(RECORDS FOR PROCESSING)

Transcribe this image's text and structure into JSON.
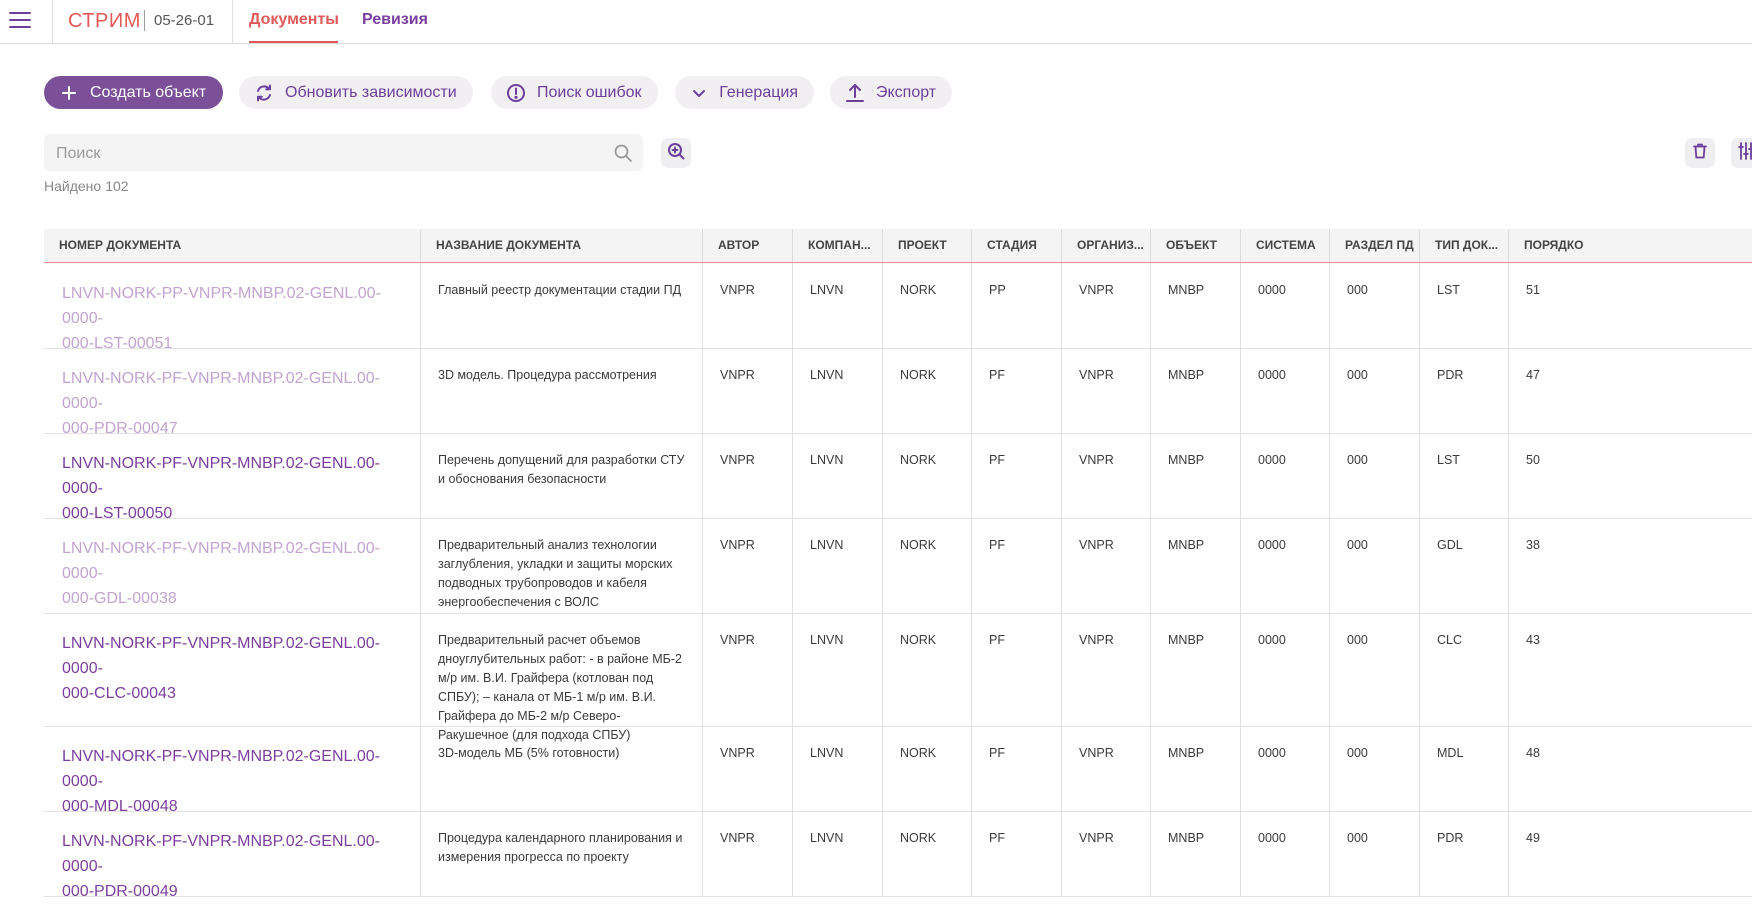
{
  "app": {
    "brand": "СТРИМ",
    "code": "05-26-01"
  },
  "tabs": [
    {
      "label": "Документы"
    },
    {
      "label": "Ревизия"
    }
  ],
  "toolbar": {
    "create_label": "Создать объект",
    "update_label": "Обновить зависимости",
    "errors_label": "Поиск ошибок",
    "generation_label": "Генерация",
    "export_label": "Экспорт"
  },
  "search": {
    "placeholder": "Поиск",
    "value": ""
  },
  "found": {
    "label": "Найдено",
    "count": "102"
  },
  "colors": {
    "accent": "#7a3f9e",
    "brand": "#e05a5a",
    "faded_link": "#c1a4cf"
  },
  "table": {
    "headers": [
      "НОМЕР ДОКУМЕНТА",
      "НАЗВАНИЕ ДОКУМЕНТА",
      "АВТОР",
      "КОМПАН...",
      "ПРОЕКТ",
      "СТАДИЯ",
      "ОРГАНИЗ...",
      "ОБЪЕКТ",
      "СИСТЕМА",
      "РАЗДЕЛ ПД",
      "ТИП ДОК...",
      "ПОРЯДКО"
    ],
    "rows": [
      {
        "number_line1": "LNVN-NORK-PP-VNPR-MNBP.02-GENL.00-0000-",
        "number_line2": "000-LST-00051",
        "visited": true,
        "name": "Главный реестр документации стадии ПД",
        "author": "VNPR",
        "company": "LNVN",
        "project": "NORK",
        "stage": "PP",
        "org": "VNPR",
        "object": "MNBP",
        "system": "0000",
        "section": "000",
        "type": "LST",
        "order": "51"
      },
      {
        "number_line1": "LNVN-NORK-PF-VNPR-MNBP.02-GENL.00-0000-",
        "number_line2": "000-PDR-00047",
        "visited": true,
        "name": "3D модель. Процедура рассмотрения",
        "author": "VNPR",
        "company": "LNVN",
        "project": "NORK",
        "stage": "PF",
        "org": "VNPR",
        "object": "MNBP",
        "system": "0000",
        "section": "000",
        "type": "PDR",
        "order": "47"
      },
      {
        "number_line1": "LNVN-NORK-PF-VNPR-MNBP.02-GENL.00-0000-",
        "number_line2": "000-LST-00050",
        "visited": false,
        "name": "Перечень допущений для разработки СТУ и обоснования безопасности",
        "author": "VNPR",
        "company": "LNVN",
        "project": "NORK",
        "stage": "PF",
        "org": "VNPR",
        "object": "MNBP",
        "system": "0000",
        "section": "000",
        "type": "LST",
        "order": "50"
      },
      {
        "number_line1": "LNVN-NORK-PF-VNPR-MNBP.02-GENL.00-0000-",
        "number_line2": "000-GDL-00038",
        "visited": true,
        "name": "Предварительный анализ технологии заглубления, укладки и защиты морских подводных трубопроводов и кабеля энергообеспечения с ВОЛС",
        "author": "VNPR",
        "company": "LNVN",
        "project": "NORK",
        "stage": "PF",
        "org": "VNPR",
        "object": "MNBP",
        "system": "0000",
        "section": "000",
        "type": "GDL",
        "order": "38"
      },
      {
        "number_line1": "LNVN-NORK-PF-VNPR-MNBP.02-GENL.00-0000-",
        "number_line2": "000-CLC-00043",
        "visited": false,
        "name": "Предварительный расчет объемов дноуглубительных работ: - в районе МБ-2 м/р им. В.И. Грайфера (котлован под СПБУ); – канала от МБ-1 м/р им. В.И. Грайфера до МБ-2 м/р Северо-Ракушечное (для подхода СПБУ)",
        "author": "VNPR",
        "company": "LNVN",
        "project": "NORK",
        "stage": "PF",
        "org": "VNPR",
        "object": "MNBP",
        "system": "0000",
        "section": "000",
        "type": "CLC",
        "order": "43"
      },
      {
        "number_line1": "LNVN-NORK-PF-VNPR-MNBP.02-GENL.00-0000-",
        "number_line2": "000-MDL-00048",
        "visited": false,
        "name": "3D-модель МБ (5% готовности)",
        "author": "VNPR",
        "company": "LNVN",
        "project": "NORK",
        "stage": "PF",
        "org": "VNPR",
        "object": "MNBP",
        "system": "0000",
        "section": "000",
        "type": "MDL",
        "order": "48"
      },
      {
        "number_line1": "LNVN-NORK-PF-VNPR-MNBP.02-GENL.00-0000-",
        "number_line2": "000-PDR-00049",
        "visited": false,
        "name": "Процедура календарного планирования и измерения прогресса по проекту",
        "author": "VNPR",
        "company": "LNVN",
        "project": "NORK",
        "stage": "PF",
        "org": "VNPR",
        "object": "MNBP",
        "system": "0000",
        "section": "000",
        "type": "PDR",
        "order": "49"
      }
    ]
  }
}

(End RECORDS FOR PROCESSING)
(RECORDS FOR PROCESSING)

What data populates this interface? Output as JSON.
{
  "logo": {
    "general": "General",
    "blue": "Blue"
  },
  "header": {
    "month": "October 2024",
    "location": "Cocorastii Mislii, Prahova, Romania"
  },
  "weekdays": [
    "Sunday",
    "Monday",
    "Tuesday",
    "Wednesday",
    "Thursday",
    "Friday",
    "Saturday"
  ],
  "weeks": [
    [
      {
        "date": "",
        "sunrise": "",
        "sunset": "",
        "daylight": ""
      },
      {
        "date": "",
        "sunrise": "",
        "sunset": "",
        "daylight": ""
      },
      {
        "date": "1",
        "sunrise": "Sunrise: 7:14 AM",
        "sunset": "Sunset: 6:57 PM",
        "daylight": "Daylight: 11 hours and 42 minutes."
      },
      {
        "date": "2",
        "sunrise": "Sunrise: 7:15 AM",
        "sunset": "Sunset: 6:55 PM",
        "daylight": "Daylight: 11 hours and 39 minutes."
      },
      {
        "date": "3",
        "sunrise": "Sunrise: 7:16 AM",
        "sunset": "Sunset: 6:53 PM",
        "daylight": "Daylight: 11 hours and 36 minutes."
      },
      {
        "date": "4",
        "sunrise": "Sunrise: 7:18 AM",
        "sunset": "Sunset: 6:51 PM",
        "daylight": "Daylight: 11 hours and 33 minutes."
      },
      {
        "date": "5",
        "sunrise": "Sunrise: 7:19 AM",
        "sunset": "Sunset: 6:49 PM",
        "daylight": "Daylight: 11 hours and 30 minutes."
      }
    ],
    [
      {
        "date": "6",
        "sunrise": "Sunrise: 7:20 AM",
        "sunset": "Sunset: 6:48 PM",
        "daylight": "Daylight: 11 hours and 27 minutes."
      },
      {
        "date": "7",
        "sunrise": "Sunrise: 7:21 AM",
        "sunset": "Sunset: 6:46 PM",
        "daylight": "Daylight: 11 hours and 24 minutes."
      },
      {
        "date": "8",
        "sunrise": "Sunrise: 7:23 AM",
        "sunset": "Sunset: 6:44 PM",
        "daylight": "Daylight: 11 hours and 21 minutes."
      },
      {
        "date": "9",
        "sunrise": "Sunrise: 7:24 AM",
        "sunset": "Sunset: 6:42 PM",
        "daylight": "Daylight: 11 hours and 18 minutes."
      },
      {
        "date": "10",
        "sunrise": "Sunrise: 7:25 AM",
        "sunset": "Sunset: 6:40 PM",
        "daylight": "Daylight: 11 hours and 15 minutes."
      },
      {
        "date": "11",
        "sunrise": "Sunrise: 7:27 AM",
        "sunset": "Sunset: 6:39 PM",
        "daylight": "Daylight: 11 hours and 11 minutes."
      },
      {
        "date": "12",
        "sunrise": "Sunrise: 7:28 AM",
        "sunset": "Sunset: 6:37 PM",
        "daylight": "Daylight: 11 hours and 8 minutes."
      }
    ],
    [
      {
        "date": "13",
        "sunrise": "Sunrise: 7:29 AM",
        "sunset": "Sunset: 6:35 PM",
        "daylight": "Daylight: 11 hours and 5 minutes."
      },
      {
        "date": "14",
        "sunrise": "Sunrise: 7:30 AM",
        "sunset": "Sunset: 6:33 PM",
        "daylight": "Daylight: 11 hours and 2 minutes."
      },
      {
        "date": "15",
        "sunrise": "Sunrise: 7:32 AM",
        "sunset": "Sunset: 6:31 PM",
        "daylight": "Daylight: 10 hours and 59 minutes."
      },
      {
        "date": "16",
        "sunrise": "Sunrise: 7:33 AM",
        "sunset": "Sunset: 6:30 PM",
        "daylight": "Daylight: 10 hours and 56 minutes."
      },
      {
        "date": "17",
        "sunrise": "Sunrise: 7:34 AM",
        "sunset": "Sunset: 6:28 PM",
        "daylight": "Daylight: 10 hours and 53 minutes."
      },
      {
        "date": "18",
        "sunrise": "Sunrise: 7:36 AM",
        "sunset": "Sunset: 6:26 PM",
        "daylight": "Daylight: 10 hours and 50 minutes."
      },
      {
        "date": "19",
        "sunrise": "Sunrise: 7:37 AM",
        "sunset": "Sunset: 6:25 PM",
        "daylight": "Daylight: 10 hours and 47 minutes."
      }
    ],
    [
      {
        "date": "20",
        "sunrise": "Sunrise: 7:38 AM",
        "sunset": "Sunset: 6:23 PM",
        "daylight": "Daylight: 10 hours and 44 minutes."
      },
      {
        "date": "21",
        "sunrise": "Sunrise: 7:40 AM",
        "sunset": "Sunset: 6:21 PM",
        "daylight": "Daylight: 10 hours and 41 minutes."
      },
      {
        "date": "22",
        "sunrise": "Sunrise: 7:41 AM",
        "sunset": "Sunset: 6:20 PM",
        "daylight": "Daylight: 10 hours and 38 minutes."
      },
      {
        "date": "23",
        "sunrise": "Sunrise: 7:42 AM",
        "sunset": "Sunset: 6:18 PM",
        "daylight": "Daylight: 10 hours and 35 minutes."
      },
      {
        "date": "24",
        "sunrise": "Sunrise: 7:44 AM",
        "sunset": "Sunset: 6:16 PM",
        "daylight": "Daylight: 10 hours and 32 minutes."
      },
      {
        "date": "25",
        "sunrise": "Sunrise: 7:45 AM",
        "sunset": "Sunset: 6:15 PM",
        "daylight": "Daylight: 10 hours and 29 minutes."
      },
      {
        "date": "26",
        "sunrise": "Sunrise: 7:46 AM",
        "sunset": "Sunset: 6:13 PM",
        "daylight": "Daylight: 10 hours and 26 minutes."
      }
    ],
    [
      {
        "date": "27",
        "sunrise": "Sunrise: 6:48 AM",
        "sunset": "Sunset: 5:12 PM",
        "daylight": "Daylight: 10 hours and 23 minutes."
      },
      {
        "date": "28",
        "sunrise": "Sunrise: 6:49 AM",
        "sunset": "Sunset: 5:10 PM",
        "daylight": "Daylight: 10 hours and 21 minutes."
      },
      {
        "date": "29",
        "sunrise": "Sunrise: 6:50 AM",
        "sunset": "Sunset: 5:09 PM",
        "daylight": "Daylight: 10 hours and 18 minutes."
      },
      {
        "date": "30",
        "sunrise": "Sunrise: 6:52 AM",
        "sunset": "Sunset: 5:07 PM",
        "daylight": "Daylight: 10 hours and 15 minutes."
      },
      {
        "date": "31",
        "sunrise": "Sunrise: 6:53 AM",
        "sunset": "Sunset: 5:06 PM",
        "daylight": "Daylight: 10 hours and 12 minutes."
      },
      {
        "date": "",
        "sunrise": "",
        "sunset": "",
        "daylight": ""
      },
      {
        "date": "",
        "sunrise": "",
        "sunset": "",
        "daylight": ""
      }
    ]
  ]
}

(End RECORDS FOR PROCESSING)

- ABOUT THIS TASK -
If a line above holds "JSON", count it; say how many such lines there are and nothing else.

- EXERCISE OUTPUT -
2